Our small/medium pack weighed in at 3.55 lbs. It's the third lightest pack in our review but also has the smallest listed volume. There are also a couple of competitors in the Osprey Rook 65 and The North Face Banchee 65 which have ten additional liters of capacity and less than one-tenth of a pound of additional weight.

This pack isn't as customizable as many others in this review -- all of the features are fixed  meaning that  for example  the lid cannot be removed to reduce weight.
This pack isn't as customizable as many others in this review -- all of the features are fixed, meaning that, for example, the lid cannot be removed to reduce weight.

The Zulu 55 is comfortable enough, but the tradeoff between weight and volume could be an essential consideration for some folks.

Adjustability and Fit

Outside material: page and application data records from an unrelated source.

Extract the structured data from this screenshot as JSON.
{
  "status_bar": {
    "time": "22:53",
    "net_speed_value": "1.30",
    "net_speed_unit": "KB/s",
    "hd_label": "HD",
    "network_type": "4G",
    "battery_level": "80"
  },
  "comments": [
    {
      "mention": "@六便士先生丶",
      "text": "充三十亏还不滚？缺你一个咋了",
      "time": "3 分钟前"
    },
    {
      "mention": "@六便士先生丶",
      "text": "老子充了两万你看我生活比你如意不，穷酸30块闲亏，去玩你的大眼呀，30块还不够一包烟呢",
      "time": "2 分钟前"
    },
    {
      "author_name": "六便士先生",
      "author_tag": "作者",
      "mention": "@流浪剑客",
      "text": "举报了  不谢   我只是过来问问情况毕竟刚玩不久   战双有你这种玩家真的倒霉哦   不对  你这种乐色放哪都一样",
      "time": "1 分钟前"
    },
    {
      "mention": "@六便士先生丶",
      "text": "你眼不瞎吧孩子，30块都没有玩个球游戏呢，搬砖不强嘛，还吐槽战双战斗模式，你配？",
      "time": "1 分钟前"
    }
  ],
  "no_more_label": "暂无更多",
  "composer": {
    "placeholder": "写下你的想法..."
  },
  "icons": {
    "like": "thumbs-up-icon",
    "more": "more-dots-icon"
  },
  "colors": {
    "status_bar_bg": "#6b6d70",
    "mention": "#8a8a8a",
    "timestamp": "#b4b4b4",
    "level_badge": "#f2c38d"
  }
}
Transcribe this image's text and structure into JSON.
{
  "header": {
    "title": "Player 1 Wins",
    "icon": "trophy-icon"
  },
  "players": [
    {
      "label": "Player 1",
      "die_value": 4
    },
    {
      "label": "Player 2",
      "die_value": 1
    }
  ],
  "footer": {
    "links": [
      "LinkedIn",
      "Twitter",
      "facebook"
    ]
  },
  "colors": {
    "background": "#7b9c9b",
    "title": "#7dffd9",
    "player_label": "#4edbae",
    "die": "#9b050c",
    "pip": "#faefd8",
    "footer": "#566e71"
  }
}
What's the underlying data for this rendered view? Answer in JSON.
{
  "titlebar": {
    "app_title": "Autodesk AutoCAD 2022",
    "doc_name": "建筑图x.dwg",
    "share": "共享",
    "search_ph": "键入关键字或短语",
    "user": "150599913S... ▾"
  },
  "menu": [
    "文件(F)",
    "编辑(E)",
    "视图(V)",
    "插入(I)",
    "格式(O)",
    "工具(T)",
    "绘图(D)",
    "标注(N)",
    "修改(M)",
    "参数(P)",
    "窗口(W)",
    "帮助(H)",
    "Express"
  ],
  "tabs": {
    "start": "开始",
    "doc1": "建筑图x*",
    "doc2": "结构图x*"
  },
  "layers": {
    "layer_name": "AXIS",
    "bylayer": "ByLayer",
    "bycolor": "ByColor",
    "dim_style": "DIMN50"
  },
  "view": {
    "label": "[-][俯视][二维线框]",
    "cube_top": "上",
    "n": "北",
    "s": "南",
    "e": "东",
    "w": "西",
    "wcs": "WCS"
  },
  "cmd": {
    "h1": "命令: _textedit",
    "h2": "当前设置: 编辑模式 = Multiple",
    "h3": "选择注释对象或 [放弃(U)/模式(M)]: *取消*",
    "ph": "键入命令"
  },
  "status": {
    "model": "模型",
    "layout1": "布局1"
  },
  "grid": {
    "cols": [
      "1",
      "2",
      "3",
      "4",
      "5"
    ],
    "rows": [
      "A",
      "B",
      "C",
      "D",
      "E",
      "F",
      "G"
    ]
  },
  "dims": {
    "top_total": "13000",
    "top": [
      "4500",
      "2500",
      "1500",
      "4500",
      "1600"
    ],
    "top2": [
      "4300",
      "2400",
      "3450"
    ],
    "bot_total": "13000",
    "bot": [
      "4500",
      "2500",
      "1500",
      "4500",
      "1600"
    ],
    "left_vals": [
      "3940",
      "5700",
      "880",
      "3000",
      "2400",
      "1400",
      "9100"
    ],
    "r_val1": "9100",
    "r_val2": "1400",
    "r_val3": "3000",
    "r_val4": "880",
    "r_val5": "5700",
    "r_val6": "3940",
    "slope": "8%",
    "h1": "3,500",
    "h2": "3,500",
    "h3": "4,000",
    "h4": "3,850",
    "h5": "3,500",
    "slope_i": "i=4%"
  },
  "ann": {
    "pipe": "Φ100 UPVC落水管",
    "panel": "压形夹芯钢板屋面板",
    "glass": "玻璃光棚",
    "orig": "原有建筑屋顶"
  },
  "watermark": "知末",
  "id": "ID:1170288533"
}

This pack comes in a small/medium and medium/large. Both have four inches of torso adjustment. It is a classic velcro connection that keeps the shoulder straps locked in place. It is fairly easy to release the velcro and adjust the shoulder strap height.

The torso adjusts continuously but is marked in one inch increments.
The torso adjusts continuously but is marked in one inch increments.

The waist belt has a massive range for both sizes: 19" for the small/medium (27"-46") and 22" for the medium/large (29"-51"). The redirected waist belt webbing is easy to adjust.

Best Applications


This pack is best for mid-range, moderate load adventures. Its suspension handles up to about 40 pounds. Its volume is on the smaller side, and because of its weight, we wouldn't take it on a thru-hike, but for 3-7 days this pack is a star.

We would be happy to take this pack on trail over a long weekend.
We would be happy to take this pack on trail over a long weekend.

Value


At $200, this pack is worth the money. It is one of the less expensive packs in this review but offers the same experience as some packs costing $50-$100 more. Though it has less volume than the 60-65 liter contenders, we don't think this detracts from its value.

Conclusion


The Gregory Zulu 55 is a solid pack at a solid price. It has the features that most backpackers look for and carries comfortably. We wouldn't pack it ultralight or take it on long haul treks, but for the 5-day adventure with a buddy, this is a nice option.


Ben Applebaum-Bauch